Frequently Asked Questions (FAQ)
What and who is the Round Table on Information Access for People with Print Disabilities?
The Round Table on Information Access for People with Print Disabilities Inc has a broad membership of education, government, business, community and disability organisations throughout Australia and New Zealand. It is an association comprising of organisations involved in the production, distribution and use of alternate format materials such as Braille, audio, large print and electronic text.
Who can be members of the Round Table?
Members are drawn from Federal and State Government departments, direct service providers, production organisations, tertiary institutions, libraries, through to volunteer based community groups. Other organisations may be admitted to membership where the Round Table believes it would be appropriate to do so.
What benefits do I get from being a member of Round Table?
The Round Table seeks to assist its members by:
- Fostering a spirit of cooperation and resource sharing among members
- Setting standards and improving the range and accessibility of materials produced
- Providing for consultation and/or action on matters of common concern
- Representing the collective views of of members to appropriate bodies
- Fostering consumer consultation
Round Table's strength is the diversity of knowledge and experience in the production and use of alternate format materials embodied in its members. Round Table members can draw on this in-depth experience to assist them in the production and use of alternate formats, as well as to represent perspectives on the accessibility of material. Members are encouraged to network and share their experience to improve the quality and further availability of alternate format materials.
What are the Round Table Standards?
The Round Table has produced a number of guidelines and standards on the preparation and production of materials in various alternate formats. These guidelines should be used by anyone producing alternate formats to ensure quality and useability for those for whom the material is intended. The guidelines are available for a small charge.
How often does the Round Table on Information Access with Print Disabilities meet?

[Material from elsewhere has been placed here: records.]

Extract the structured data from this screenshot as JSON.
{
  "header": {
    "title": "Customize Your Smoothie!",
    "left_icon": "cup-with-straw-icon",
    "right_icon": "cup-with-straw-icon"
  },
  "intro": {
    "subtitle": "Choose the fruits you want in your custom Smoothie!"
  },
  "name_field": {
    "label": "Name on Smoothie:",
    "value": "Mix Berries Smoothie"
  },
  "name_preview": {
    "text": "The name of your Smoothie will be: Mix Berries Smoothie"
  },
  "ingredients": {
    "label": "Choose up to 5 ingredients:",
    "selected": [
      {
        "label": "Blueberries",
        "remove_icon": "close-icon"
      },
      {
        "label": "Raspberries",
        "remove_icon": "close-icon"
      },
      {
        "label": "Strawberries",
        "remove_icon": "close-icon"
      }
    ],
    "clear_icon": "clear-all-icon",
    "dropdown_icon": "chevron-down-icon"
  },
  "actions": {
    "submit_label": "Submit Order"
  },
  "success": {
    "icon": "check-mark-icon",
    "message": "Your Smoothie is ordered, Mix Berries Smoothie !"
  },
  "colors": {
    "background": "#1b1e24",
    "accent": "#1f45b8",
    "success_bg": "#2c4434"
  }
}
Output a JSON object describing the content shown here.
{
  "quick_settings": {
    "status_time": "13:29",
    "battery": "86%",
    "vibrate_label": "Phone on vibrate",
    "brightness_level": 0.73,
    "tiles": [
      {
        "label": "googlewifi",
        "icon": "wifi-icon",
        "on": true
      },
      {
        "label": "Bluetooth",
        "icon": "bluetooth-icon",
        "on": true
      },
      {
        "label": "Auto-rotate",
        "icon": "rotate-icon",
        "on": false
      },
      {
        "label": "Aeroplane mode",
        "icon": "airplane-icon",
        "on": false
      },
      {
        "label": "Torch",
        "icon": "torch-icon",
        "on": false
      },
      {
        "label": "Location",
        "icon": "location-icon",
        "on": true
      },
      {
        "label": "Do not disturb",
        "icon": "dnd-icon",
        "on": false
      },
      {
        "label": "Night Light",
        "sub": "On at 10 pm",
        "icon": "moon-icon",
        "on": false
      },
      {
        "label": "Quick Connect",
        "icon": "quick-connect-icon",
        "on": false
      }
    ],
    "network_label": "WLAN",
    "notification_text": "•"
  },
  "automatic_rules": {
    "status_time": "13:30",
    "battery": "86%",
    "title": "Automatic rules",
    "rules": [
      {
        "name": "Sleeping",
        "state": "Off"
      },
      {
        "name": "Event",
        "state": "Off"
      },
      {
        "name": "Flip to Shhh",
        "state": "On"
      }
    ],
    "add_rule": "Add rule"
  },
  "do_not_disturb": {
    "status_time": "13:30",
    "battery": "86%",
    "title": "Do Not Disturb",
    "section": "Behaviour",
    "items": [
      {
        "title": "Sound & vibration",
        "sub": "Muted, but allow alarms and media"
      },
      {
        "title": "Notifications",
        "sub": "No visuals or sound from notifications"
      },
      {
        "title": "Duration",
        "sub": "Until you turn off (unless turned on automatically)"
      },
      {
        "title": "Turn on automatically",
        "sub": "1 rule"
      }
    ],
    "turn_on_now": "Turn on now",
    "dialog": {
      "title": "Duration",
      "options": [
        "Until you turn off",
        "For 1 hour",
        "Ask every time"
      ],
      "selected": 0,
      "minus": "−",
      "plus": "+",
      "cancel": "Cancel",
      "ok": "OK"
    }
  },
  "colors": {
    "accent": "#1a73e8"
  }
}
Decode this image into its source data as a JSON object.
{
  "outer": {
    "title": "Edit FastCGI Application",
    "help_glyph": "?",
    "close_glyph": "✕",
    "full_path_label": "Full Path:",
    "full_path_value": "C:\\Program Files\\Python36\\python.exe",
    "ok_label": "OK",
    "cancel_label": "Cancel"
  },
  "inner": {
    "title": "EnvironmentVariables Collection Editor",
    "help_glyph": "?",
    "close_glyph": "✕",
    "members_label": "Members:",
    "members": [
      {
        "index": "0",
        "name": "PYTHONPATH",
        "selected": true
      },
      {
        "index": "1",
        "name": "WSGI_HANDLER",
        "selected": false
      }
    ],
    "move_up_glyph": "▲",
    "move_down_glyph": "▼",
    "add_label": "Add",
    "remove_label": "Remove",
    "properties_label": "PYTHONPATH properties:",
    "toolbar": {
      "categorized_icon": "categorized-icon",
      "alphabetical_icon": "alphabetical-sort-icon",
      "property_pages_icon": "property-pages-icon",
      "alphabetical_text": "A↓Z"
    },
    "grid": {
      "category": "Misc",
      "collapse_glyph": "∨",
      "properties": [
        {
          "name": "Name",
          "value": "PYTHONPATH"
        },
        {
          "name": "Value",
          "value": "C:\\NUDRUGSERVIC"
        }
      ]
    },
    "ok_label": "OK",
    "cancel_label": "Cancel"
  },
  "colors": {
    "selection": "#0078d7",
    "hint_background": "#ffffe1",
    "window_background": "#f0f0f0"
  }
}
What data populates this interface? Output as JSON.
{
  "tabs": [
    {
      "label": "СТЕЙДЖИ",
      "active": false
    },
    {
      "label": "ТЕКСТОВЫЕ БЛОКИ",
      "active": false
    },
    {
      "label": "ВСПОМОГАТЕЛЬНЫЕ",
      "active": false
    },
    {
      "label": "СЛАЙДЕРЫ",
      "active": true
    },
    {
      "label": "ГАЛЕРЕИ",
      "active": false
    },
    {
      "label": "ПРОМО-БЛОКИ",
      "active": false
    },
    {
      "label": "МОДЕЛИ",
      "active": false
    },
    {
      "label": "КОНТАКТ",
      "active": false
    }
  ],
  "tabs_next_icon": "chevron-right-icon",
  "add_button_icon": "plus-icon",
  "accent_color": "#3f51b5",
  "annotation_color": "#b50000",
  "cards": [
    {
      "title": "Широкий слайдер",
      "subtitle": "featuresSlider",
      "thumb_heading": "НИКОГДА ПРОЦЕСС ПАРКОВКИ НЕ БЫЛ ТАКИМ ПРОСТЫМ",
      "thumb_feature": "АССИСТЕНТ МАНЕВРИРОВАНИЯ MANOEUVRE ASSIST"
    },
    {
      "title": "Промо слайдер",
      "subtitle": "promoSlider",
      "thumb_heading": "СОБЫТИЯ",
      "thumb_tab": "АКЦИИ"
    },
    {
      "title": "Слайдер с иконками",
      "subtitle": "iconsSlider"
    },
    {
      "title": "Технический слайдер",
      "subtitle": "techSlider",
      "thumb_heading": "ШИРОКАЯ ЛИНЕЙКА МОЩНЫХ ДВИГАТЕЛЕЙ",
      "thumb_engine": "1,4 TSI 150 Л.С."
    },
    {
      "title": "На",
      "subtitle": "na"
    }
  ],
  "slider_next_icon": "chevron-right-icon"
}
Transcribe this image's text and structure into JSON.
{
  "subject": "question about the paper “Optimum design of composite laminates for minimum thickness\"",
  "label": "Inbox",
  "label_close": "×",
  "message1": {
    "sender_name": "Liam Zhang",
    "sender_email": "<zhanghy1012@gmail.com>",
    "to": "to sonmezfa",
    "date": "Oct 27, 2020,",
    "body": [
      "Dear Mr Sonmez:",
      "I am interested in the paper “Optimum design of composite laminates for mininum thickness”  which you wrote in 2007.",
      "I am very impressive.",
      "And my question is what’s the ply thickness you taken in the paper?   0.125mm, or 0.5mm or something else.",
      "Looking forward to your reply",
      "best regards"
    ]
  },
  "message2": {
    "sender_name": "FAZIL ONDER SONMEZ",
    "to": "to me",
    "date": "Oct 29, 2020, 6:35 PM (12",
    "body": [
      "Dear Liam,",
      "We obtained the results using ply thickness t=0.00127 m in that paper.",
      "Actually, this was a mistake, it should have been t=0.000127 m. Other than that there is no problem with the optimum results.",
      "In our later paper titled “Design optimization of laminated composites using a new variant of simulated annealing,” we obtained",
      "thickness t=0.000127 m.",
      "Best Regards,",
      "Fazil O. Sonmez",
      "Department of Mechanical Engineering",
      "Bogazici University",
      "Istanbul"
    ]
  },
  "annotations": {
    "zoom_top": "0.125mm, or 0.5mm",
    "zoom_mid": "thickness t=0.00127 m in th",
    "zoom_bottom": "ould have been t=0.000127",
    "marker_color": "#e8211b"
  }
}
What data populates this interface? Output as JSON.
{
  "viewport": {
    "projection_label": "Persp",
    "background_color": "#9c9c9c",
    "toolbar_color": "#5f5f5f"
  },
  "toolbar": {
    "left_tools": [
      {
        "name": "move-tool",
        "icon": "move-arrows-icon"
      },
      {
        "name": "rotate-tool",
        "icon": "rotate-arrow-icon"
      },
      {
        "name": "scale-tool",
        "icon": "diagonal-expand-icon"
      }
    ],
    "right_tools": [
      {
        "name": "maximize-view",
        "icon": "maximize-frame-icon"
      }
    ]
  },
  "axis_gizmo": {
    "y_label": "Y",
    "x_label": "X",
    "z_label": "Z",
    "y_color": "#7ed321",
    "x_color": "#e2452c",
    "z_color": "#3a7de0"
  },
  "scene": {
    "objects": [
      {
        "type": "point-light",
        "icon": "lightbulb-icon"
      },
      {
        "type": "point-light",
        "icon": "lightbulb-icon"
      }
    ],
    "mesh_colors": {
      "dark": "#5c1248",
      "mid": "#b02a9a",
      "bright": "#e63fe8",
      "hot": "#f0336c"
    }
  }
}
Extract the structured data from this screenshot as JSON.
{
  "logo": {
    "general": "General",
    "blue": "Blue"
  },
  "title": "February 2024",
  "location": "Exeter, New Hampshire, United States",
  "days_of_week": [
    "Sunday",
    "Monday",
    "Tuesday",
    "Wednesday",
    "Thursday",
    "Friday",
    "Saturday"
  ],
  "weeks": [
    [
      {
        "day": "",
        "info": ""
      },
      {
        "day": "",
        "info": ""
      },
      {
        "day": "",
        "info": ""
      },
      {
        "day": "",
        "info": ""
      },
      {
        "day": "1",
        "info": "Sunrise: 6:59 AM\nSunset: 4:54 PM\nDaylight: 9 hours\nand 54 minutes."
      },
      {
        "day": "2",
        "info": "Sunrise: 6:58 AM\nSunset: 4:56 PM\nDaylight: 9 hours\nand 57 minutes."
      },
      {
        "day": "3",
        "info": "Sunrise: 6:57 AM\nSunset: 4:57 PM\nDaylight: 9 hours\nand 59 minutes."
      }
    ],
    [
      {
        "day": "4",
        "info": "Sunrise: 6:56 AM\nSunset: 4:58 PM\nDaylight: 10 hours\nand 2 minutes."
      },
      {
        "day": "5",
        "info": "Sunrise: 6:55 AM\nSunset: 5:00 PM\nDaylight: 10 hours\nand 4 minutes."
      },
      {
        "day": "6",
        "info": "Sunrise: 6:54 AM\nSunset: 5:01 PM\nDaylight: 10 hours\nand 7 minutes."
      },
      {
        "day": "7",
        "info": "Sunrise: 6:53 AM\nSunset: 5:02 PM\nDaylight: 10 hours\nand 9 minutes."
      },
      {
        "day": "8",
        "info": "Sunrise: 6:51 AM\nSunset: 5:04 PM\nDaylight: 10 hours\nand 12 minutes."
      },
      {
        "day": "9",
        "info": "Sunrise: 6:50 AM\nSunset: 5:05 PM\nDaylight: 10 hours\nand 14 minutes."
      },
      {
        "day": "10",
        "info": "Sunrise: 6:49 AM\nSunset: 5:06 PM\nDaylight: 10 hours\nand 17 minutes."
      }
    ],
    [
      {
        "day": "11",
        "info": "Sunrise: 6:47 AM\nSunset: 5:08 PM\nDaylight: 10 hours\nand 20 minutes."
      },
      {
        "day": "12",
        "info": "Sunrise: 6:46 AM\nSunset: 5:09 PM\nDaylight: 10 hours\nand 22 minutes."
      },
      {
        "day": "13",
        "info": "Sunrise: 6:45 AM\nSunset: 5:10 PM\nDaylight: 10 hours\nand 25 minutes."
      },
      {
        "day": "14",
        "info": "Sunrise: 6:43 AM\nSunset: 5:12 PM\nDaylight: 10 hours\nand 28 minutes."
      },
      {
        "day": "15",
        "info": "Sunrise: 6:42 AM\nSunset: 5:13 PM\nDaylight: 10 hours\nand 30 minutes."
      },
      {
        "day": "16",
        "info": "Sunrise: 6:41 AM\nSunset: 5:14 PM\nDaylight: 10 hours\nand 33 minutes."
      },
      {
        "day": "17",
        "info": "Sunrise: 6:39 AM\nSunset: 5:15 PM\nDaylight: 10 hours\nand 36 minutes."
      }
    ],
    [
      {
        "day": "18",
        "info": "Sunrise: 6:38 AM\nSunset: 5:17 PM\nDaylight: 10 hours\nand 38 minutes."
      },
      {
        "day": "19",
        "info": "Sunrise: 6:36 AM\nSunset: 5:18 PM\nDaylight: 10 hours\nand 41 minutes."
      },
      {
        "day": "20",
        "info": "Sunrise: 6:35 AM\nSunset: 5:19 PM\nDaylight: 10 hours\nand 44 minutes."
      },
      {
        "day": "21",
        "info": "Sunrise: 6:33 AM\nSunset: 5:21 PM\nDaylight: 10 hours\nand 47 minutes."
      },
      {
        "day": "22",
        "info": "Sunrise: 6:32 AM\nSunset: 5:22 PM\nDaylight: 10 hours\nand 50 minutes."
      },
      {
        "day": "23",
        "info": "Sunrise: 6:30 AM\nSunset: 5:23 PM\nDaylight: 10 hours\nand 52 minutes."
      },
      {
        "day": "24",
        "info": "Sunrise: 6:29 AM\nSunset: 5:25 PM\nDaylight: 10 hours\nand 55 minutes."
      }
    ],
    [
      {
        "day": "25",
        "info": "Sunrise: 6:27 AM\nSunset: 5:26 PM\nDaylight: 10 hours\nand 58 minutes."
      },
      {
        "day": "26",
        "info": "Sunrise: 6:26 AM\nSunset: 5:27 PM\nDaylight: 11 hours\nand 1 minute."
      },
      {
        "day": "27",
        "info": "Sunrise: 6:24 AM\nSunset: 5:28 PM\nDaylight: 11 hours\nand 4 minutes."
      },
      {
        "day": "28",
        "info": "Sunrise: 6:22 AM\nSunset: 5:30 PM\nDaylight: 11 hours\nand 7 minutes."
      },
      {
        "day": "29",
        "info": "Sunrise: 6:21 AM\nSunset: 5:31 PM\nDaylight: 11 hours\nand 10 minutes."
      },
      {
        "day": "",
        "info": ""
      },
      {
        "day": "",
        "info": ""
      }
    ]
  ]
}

The main forum for Round Table members is the annual Conference. The three and a half day Conference Program includes the plenary meeting of the Australian Braille Authority, a sub committee of the Round Table, on the first day. The second and third days consist of the Conference proper and the final half day consists of the Round Table Annual General Meeting.
The Conference Program is designed to bring members up to date with new developments in all aspects of accessible material from Australia and overseas. A number of practical workshops are provided for practitioners and networking opportunities are provided with the Conference Dinner.
For papers from past Conferences and information about this year's Conference go to the Conference link.
How can I get involved?
You can get involved with the Round Table by:
- presenting papers at Conferences
- participating in workshops
- being a part of the Executive Committee and Working Parties
- being a 'Product Champion'
- attending the Conferences
Is the Round Table on Information Access for People with Print Disabilities an advocacy group?
No, it is not a formal advocacy group. The Mission of the Round Table is: "To facilitate and influence the production and use of quality alternative formats for people with print disabilities by optimizing the evolving Round Table body of knowledge."
However, the Round Table is involved, through working group participation, in lobbying for adherence to standards in the production of accessible materials and in furthering the availability of these materials for people with a print disability.
What is the definition of a Print disability?
People with a print disability are those who cannot obtain access to information in a print format because they:
- are blind or vision impaired
- have physical disabilities which limit their ability to hold or manipulate information in a printed form
- have perceptual or other disabilities which limit their ability to follow a line of print or which affect their concentration
- cannot comprehend information in a print format due to insufficient literacy or language skills